**Task to carry out:**
Each record below has to be printed verbatim.

BEGIN Exercise data

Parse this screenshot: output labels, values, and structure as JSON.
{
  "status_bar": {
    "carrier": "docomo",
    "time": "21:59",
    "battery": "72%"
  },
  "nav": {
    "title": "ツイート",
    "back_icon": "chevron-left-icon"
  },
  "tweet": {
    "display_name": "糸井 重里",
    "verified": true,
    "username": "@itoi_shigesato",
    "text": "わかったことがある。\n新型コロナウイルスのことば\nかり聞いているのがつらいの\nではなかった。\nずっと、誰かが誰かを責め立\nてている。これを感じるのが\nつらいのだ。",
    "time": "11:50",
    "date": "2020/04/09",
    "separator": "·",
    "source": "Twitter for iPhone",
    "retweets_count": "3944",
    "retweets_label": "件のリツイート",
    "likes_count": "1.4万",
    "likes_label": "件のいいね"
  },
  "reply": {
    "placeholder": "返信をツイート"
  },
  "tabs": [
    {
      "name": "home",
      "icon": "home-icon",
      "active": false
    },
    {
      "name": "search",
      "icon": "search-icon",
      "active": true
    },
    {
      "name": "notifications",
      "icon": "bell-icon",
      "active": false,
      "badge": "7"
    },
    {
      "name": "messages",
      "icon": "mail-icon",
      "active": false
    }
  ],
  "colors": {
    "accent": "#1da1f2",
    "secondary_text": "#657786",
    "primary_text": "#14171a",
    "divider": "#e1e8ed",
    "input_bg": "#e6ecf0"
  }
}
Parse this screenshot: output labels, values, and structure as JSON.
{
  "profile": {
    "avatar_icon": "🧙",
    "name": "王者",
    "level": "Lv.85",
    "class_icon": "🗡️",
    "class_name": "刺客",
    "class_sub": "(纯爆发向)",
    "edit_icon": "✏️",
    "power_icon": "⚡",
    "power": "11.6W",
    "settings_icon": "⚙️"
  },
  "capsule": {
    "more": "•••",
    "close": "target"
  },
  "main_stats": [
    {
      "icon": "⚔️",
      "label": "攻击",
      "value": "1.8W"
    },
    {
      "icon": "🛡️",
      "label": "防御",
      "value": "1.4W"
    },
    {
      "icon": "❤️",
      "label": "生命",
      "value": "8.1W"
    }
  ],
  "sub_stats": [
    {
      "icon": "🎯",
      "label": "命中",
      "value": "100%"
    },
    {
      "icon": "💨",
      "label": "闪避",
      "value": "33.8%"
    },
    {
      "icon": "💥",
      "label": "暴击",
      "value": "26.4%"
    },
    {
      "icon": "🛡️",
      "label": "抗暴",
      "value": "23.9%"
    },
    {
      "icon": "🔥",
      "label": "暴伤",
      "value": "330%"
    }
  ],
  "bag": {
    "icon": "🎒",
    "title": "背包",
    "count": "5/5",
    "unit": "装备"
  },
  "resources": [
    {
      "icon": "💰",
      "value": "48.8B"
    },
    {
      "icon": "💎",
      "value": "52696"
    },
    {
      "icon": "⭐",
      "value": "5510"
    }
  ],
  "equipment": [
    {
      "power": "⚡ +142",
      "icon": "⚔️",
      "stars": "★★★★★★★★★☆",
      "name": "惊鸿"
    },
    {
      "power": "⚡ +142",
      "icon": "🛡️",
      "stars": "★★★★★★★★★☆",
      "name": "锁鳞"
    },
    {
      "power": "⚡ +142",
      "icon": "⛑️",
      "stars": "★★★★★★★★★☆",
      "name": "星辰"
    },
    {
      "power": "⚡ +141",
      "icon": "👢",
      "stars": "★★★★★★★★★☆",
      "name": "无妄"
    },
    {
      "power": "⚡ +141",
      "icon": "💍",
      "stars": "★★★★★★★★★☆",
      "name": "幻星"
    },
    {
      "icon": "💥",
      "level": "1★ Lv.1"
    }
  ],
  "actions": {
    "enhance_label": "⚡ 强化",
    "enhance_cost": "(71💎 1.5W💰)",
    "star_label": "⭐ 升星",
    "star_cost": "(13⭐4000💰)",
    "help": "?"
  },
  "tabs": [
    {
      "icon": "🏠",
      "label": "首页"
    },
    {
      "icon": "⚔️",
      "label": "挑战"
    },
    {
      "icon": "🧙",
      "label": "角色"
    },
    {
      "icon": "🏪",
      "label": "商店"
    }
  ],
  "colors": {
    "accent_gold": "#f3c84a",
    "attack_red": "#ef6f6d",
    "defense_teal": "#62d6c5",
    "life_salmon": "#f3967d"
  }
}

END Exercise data

**Task solution:**
Parse this screenshot: output labels, values, and structure as JSON.
{
  "status_bar": {
    "carrier": "docomo",
    "time": "21:59",
    "battery": "72%"
  },
  "nav": {
    "title": "ツイート",
    "back_icon": "chevron-left-icon"
  },
  "tweet": {
    "display_name": "糸井 重里",
    "verified": true,
    "username": "@itoi_shigesato",
    "text": "わかったことがある。\n新型コロナウイルスのことば\nかり聞いているのがつらいの\nではなかった。\nずっと、誰かが誰かを責め立\nてている。これを感じるのが\nつらいのだ。",
    "time": "11:50",
    "date": "2020/04/09",
    "separator": "·",
    "source": "Twitter for iPhone",
    "retweets_count": "3944",
    "retweets_label": "件のリツイート",
    "likes_count": "1.4万",
    "likes_label": "件のいいね"
  },
  "reply": {
    "placeholder": "返信をツイート"
  },
  "tabs": [
    {
      "name": "home",
      "icon": "home-icon",
      "active": false
    },
    {
      "name": "search",
      "icon": "search-icon",
      "active": true
    },
    {
      "name": "notifications",
      "icon": "bell-icon",
      "active": false,
      "badge": "7"
    },
    {
      "name": "messages",
      "icon": "mail-icon",
      "active": false
    }
  ],
  "colors": {
    "accent": "#1da1f2",
    "secondary_text": "#657786",
    "primary_text": "#14171a",
    "divider": "#e1e8ed",
    "input_bg": "#e6ecf0"
  }
}
Parse this screenshot: output labels, values, and structure as JSON.
{
  "profile": {
    "avatar_icon": "🧙",
    "name": "王者",
    "level": "Lv.85",
    "class_icon": "🗡️",
    "class_name": "刺客",
    "class_sub": "(纯爆发向)",
    "edit_icon": "✏️",
    "power_icon": "⚡",
    "power": "11.6W",
    "settings_icon": "⚙️"
  },
  "capsule": {
    "more": "•••",
    "close": "target"
  },
  "main_stats": [
    {
      "icon": "⚔️",
      "label": "攻击",
      "value": "1.8W"
    },
    {
      "icon": "🛡️",
      "label": "防御",
      "value": "1.4W"
    },
    {
      "icon": "❤️",
      "label": "生命",
      "value": "8.1W"
    }
  ],
  "sub_stats": [
    {
      "icon": "🎯",
      "label": "命中",
      "value": "100%"
    },
    {
      "icon": "💨",
      "label": "闪避",
      "value": "33.8%"
    },
    {
      "icon": "💥",
      "label": "暴击",
      "value": "26.4%"
    },
    {
      "icon": "🛡️",
      "label": "抗暴",
      "value": "23.9%"
    },
    {
      "icon": "🔥",
      "label": "暴伤",
      "value": "330%"
    }
  ],
  "bag": {
    "icon": "🎒",
    "title": "背包",
    "count": "5/5",
    "unit": "装备"
  },
  "resources": [
    {
      "icon": "💰",
      "value": "48.8B"
    },
    {
      "icon": "💎",
      "value": "52696"
    },
    {
      "icon": "⭐",
      "value": "5510"
    }
  ],
  "equipment": [
    {
      "power": "⚡ +142",
      "icon": "⚔️",
      "stars": "★★★★★★★★★☆",
      "name": "惊鸿"
    },
    {
      "power": "⚡ +142",
      "icon": "🛡️",
      "stars": "★★★★★★★★★☆",
      "name": "锁鳞"
    },
    {
      "power": "⚡ +142",
      "icon": "⛑️",
      "stars": "★★★★★★★★★☆",
      "name": "星辰"
    },
    {
      "power": "⚡ +141",
      "icon": "👢",
      "stars": "★★★★★★★★★☆",
      "name": "无妄"
    },
    {
      "power": "⚡ +141",
      "icon": "💍",
      "stars": "★★★★★★★★★☆",
      "name": "幻星"
    },
    {
      "icon": "💥",
      "level": "1★ Lv.1"
    }
  ],
  "actions": {
    "enhance_label": "⚡ 强化",
    "enhance_cost": "(71💎 1.5W💰)",
    "star_label": "⭐ 升星",
    "star_cost": "(13⭐4000💰)",
    "help": "?"
  },
  "tabs": [
    {
      "icon": "🏠",
      "label": "首页"
    },
    {
      "icon": "⚔️",
      "label": "挑战"
    },
    {
      "icon": "🧙",
      "label": "角色"
    },
    {
      "icon": "🏪",
      "label": "商店"
    }
  ],
  "colors": {
    "accent_gold": "#f3c84a",
    "attack_red": "#ef6f6d",
    "defense_teal": "#62d6c5",
    "life_salmon": "#f3967d"
  }
}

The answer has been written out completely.